    Only the elite have some clues and the rest is abused and taken advantage by bombarding them with propaganda messages through their "mass media" mainly controled by the Jews.

    Americans are very dumb people. They think the world is "America" and America has "everything" and everyone out side America is "dying and poor".

    • What kind of nonsense is that? I am an American. Sure, there are lots of "clueless" Americans. But, to classify "all Americans" as "dumb and clueless" isn't right. That is like me saying, "all Somalis are violent extremists." Is that true? Of course not. We need to stop this harsh dialogue, because it is poisonous for everyone.

  3. I swear I read this article on Hiiraan just a minute ago, and it said Hargeisa there. This must be an error made by Somalilandpress not the interviewer.
    You can check yourselves. It is Hiiraan.org

    This is very strange.

    • The error is from the original source and I guess Hiiraan Online corrected but actually that is not allowed or atleast its unprofessional from my personal opinion, you should not alter, add or edit other people's work.

      Take it as it is with all errors or leave it. The best thing to do is write to them and let them know that the mistake is there.

      Somalilandpress is right not to fix it.

  4. Dr. Sharmarke,

    Sorry, I disagree with you, I have read Hiiraan on-line too, it has the same mistake, it has nothing to do with Somalilandpress. Though, as informed reporters, they the Somalilandpress should have corrected it. I believe it's the Interviewer who made a mistake here.

    • I am not talking about the headline, I am talking about the boady of the artical. Read it yourself here http://www.hiiraan.com/news2/2010/Mar/somaliland_


      I haven't seen the original source of this, but if any of the sites, Hiiraan and Somalilandpress, had made individual alternation, then, it is unprofessional and unethical. You are right, the original source should correct the error not those who are using the information as secondary.

  5. Layla.
    I strong believe wrong information can mislead the readers, i always knew Edna Adan hospital was located in Hargeisa, but when the article put it Mogadishu i thought it is another Hospital which i was not aware of. i think whoever mistake it is should change as soon they realised it.

  6. Sort your self out somalilandpress and Hiiraan news arguments out side this plsss be professional,

  7. Great story about a Somali woman! I hope she has inspired many young girls to do something for their community. No one should give up on their land. Instead, they should offer the little they have to make it a better place.

  8. Wow, that is a great error, I read it through twice to see if I was reading this right. Mogadishu…I know Adna Hospital is Hargeisa, but oh well…this needs to be corrected though…

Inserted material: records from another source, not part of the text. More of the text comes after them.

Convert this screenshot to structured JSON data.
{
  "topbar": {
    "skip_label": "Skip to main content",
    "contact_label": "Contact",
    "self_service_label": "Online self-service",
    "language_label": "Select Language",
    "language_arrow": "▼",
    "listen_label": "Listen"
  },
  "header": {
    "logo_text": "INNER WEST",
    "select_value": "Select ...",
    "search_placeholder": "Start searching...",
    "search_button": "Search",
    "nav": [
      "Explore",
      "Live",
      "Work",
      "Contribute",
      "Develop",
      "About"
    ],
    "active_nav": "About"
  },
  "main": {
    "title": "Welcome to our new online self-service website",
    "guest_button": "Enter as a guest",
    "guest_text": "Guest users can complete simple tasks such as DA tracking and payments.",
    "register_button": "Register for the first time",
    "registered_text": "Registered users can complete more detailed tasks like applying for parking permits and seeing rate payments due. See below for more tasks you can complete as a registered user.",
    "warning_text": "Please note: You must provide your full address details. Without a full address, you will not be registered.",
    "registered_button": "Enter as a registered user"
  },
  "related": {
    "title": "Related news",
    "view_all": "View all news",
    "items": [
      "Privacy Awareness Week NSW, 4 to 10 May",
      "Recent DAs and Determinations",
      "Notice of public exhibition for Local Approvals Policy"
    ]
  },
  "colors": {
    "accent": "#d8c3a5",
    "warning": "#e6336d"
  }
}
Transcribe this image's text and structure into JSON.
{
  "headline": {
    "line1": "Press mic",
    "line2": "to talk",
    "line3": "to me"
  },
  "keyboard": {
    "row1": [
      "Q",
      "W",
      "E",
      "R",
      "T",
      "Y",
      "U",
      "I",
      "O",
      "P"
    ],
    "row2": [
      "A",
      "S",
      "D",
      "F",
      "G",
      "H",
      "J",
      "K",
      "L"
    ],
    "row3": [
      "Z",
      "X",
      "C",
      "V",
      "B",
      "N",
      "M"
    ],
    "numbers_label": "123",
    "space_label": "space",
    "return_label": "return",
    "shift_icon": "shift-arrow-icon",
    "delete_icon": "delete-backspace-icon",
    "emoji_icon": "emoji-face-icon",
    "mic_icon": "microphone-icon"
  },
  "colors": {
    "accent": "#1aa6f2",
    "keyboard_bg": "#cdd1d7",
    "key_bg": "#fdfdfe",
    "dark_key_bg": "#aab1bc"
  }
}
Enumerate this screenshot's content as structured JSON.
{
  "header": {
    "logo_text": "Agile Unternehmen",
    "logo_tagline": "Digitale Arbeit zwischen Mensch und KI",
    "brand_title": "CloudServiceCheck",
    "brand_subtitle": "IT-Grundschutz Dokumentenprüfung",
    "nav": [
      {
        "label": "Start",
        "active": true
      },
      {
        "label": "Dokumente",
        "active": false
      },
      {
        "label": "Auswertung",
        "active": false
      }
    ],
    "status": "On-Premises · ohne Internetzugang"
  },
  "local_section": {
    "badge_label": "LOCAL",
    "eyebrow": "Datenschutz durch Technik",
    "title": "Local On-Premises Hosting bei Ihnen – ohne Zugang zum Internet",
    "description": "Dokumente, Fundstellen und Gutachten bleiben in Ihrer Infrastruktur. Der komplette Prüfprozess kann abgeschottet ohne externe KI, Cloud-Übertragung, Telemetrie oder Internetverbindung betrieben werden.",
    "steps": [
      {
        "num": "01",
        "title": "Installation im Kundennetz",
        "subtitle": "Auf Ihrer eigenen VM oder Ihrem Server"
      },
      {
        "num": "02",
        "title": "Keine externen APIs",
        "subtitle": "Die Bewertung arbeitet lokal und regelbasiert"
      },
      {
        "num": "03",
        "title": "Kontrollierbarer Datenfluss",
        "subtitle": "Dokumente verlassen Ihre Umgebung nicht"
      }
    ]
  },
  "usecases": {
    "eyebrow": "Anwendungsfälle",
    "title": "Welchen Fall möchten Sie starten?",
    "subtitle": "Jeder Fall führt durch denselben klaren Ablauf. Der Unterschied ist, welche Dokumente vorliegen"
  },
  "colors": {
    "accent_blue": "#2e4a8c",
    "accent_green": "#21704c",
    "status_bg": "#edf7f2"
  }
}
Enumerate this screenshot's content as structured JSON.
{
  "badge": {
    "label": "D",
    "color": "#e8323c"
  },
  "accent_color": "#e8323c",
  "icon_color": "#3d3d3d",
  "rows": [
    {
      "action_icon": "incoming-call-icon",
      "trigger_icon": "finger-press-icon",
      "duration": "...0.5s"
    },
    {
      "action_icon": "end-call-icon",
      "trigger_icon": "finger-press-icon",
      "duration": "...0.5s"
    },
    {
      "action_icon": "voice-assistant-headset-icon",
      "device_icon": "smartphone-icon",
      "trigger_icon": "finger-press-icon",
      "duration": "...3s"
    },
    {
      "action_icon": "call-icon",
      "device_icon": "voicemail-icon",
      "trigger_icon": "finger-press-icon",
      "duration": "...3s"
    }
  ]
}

  9. Thanks to Adna Adan, for her strong inspiring work, yes she has done good thing helping the women , trained girls, thanks again. the one thing that I would advise to the gilrs is to use the education and opportunity in their country and not outside, the outside world do not need you, its your fellow women here that need you. if you are from rural area is the most important go there and trained your fellow women and give them what you have for them to help themselves.

    About the site of the hospital we all know it is in Hargeisa, so do not worry.

    Thanks again my dear sister Adna.